──────── Material shown
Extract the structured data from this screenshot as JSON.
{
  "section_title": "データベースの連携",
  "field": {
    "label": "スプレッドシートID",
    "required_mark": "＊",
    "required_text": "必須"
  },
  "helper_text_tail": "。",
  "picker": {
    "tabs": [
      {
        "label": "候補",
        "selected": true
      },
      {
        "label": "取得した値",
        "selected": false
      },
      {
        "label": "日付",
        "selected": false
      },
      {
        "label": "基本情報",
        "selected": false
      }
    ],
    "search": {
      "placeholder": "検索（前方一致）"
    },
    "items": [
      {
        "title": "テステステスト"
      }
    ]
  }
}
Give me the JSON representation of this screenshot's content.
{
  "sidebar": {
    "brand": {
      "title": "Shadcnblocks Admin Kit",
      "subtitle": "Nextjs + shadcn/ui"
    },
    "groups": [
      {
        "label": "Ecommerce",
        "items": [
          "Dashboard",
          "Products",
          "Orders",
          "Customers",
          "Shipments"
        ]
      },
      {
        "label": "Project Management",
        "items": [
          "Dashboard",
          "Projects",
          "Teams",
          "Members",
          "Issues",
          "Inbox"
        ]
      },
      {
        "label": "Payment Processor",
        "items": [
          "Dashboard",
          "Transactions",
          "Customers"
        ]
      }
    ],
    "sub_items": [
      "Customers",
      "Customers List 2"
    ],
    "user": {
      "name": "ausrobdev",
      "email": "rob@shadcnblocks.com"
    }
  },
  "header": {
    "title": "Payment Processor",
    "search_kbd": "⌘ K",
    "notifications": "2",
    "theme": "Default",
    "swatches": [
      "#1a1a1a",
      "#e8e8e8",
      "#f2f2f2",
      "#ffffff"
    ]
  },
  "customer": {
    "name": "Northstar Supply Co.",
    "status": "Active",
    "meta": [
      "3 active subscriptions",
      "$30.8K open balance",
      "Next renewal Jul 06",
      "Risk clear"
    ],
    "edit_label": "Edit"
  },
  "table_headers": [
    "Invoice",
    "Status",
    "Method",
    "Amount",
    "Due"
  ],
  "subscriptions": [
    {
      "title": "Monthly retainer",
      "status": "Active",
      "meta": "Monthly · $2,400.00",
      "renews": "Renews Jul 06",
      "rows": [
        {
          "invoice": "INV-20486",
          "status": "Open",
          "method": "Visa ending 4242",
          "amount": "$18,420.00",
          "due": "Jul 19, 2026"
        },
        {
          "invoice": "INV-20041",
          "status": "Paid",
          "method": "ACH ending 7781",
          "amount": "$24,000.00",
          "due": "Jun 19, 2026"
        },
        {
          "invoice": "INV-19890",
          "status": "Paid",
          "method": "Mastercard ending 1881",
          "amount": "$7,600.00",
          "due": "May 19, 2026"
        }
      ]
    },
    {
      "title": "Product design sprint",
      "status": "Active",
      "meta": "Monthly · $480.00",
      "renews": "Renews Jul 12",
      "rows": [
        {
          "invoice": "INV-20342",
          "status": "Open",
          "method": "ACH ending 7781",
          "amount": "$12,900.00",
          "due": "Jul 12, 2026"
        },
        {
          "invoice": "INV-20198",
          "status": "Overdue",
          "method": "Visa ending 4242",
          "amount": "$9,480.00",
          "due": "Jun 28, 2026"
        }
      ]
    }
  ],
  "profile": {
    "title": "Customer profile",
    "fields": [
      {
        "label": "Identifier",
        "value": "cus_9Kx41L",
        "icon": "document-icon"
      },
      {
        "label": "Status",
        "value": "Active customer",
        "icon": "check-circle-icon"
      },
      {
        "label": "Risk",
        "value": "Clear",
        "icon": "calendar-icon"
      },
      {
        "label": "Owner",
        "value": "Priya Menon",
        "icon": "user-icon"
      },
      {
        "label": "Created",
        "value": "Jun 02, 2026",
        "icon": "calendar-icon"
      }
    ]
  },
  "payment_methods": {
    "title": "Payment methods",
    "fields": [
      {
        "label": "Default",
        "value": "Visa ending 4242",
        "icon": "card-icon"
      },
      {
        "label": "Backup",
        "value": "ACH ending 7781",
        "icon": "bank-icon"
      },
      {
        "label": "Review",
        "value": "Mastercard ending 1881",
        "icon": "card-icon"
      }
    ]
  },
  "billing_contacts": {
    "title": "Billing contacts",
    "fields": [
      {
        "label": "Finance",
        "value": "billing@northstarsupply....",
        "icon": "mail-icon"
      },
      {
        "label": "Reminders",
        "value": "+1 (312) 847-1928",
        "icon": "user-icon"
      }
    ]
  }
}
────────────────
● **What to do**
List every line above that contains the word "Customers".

● **Finished exercise**
          "Customers",
          "Customers"
      "Customers",
      "Customers List 2"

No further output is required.